[[ Task data open ]]

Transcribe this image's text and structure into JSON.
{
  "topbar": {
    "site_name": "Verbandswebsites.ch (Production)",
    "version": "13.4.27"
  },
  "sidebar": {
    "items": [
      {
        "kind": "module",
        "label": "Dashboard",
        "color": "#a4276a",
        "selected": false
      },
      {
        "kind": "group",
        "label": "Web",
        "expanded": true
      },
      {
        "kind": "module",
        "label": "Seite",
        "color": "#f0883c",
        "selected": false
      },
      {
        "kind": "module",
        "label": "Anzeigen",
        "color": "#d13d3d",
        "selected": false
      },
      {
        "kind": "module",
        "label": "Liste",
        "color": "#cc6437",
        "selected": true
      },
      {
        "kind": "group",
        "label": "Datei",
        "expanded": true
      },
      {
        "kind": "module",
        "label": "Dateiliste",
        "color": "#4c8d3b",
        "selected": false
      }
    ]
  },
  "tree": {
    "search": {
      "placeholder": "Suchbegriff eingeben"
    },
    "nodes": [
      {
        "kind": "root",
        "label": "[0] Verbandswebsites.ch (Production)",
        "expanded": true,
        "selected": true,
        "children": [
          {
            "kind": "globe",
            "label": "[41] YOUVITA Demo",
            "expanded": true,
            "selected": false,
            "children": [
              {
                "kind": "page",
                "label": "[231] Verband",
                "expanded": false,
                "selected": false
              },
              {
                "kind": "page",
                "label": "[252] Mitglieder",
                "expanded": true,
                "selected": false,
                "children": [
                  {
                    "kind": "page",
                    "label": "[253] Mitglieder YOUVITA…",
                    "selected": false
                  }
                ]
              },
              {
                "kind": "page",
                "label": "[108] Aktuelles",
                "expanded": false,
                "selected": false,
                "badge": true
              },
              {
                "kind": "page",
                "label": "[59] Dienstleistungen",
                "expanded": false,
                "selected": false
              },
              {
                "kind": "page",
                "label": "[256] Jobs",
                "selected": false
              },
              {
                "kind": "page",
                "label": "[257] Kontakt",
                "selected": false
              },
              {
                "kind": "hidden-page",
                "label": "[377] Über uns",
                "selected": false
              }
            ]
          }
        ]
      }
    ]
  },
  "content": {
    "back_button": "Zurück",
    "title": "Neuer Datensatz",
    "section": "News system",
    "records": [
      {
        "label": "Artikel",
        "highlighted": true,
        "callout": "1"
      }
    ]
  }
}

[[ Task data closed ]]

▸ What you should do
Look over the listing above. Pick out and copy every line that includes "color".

▸ Reply
        "color": "#a4276a",
        "color": "#f0883c",
        "color": "#d13d3d",
        "color": "#cc6437",
        "color": "#4c8d3b",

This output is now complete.